* [About this task] Leaving out only the pictures, write out all the entries exactly.

== Stored data ==

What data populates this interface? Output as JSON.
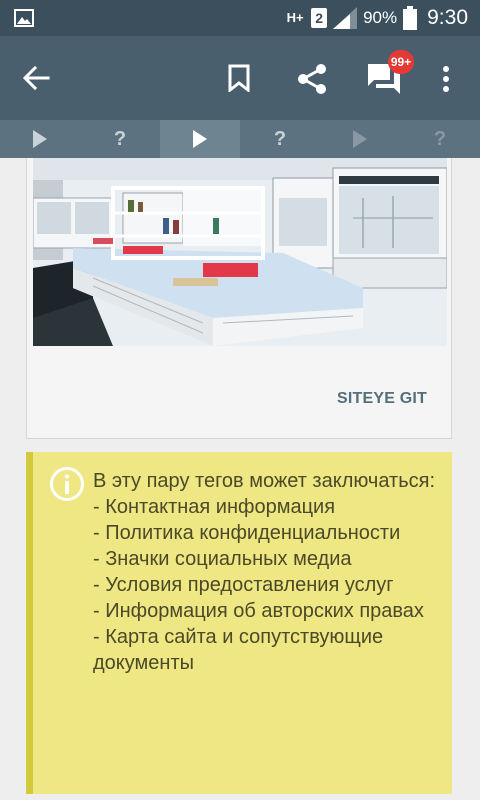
{
  "status_bar": {
    "network": "H+",
    "sim": "2",
    "battery_percent": "90%",
    "time": "9:30"
  },
  "app_bar": {
    "icons": [
      "back-arrow-icon",
      "bookmark-icon",
      "share-icon",
      "chat-icon",
      "more-vert-icon"
    ],
    "badge": "99+"
  },
  "nav_strip": {
    "items": [
      "play-icon",
      "?",
      "play-icon",
      "?",
      "play-icon",
      "?"
    ]
  },
  "card": {
    "caption": "SITEYE GIT"
  },
  "info": {
    "intro": "В эту пару тегов может заключаться:",
    "items": [
      "- Контактная информация",
      "- Политика конфиденциальности",
      "- Значки социальных медиа",
      "- Условия предоставления услуг",
      "- Информация об авторских правах",
      "- Карта сайта и сопутствующие документы"
    ]
  },
  "colors": {
    "status_bar": "#3b4f5d",
    "app_bar": "#4a5f6d",
    "nav_strip": "#5c7280",
    "info_bg": "#efe684",
    "info_border": "#d3ca3b",
    "badge": "#e53935"
  }
}
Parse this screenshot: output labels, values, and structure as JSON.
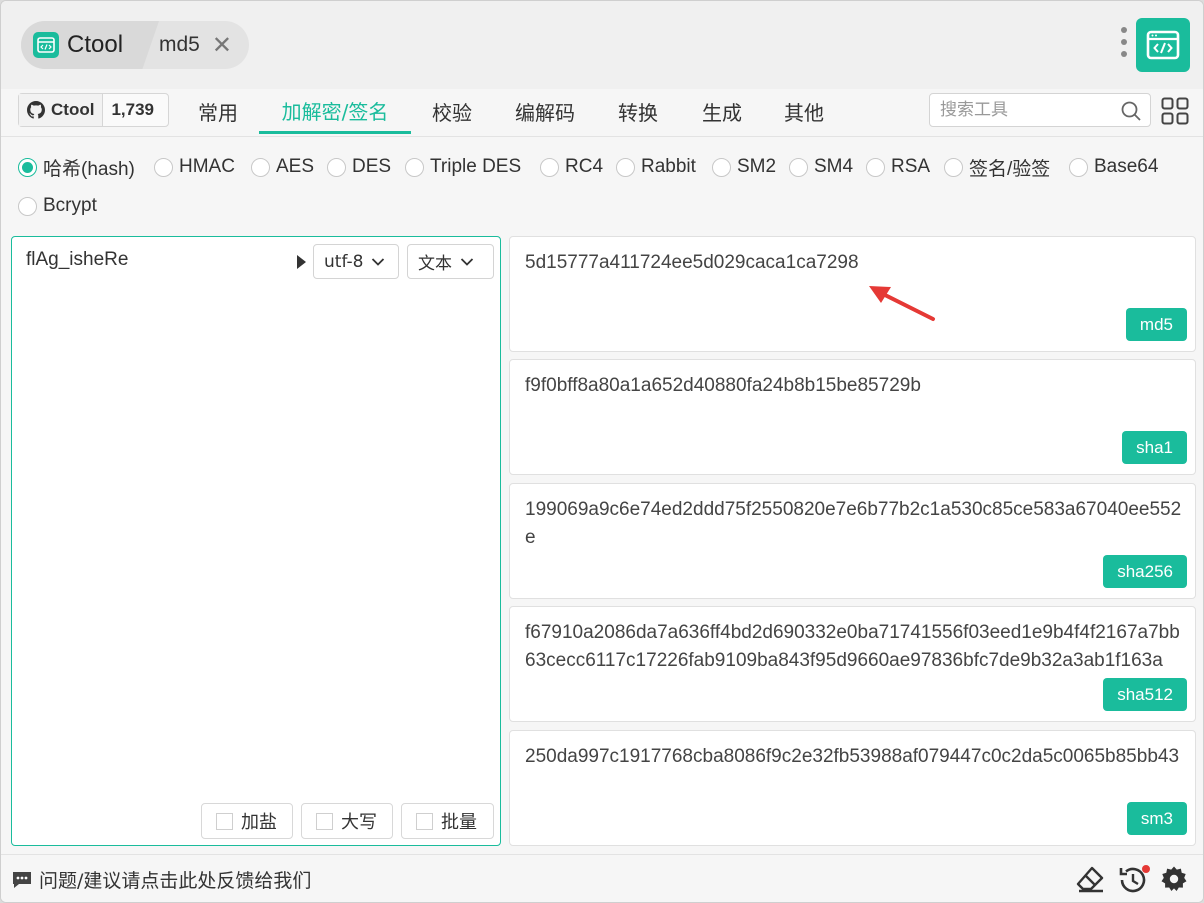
{
  "titlebar": {
    "app_tab": "Ctool",
    "active_tab": "md5"
  },
  "github": {
    "label": "Ctool",
    "stars": "1,739"
  },
  "nav": {
    "items": [
      "常用",
      "加解密/签名",
      "校验",
      "编解码",
      "转换",
      "生成",
      "其他"
    ],
    "active": "加解密/签名",
    "search_placeholder": "搜索工具"
  },
  "algorithms": {
    "options": [
      "哈希(hash)",
      "HMAC",
      "AES",
      "DES",
      "Triple DES",
      "RC4",
      "Rabbit",
      "SM2",
      "SM4",
      "RSA",
      "签名/验签",
      "Base64",
      "Bcrypt"
    ],
    "selected": "哈希(hash)"
  },
  "input": {
    "value": "flAg_isheRe",
    "encoding": "utf-8",
    "format": "文本",
    "options": [
      "加盐",
      "大写",
      "批量"
    ]
  },
  "results": [
    {
      "value": "5d15777a411724ee5d029caca1ca7298",
      "tag": "md5"
    },
    {
      "value": "f9f0bff8a80a1a652d40880fa24b8b15be85729b",
      "tag": "sha1"
    },
    {
      "value": "199069a9c6e74ed2ddd75f2550820e7e6b77b2c1a530c85ce583a67040ee552e",
      "tag": "sha256"
    },
    {
      "value": "f67910a2086da7a636ff4bd2d690332e0ba71741556f03eed1e9b4f4f2167a7bb63cecc6117c17226fab9109ba843f95d9660ae97836bfc7de9b32a3ab1f163a",
      "tag": "sha512"
    },
    {
      "value": "250da997c1917768cba8086f9c2e32fb53988af079447c0c2da5c0065b85bb43",
      "tag": "sm3"
    }
  ],
  "footer": {
    "feedback": "问题/建议请点击此处反馈给我们"
  },
  "colors": {
    "accent": "#1abc9c",
    "annotation_arrow": "#e53935"
  }
}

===

* [Reply]
What data populates this interface? Output as JSON.
{
  "status_bar": {
    "network": "H+",
    "sim": "2",
    "battery_percent": "90%",
    "time": "9:30"
  },
  "app_bar": {
    "icons": [
      "back-arrow-icon",
      "bookmark-icon",
      "share-icon",
      "chat-icon",
      "more-vert-icon"
    ],
    "badge": "99+"
  },
  "nav_strip": {
    "items": [
      "play-icon",
      "?",
      "play-icon",
      "?",
      "play-icon",
      "?"
    ]
  },
  "card": {
    "caption": "SITEYE GIT"
  },
  "info": {
    "intro": "В эту пару тегов может заключаться:",
    "items": [
      "- Контактная информация",
      "- Политика конфиденциальности",
      "- Значки социальных медиа",
      "- Условия предоставления услуг",
      "- Информация об авторских правах",
      "- Карта сайта и сопутствующие документы"
    ]
  },
  "colors": {
    "status_bar": "#3b4f5d",
    "app_bar": "#4a5f6d",
    "nav_strip": "#5c7280",
    "info_bg": "#efe684",
    "info_border": "#d3ca3b",
    "badge": "#e53935"
  }
}
Parse this screenshot: output labels, values, and structure as JSON.
{
  "titlebar": {
    "app_tab": "Ctool",
    "active_tab": "md5"
  },
  "github": {
    "label": "Ctool",
    "stars": "1,739"
  },
  "nav": {
    "items": [
      "常用",
      "加解密/签名",
      "校验",
      "编解码",
      "转换",
      "生成",
      "其他"
    ],
    "active": "加解密/签名",
    "search_placeholder": "搜索工具"
  },
  "algorithms": {
    "options": [
      "哈希(hash)",
      "HMAC",
      "AES",
      "DES",
      "Triple DES",
      "RC4",
      "Rabbit",
      "SM2",
      "SM4",
      "RSA",
      "签名/验签",
      "Base64",
      "Bcrypt"
    ],
    "selected": "哈希(hash)"
  },
  "input": {
    "value": "flAg_isheRe",
    "encoding": "utf-8",
    "format": "文本",
    "options": [
      "加盐",
      "大写",
      "批量"
    ]
  },
  "results": [
    {
      "value": "5d15777a411724ee5d029caca1ca7298",
      "tag": "md5"
    },
    {
      "value": "f9f0bff8a80a1a652d40880fa24b8b15be85729b",
      "tag": "sha1"
    },
    {
      "value": "199069a9c6e74ed2ddd75f2550820e7e6b77b2c1a530c85ce583a67040ee552e",
      "tag": "sha256"
    },
    {
      "value": "f67910a2086da7a636ff4bd2d690332e0ba71741556f03eed1e9b4f4f2167a7bb63cecc6117c17226fab9109ba843f95d9660ae97836bfc7de9b32a3ab1f163a",
      "tag": "sha512"
    },
    {
      "value": "250da997c1917768cba8086f9c2e32fb53988af079447c0c2da5c0065b85bb43",
      "tag": "sm3"
    }
  ],
  "footer": {
    "feedback": "问题/建议请点击此处反馈给我们"
  },
  "colors": {
    "accent": "#1abc9c",
    "annotation_arrow": "#e53935"
  }
}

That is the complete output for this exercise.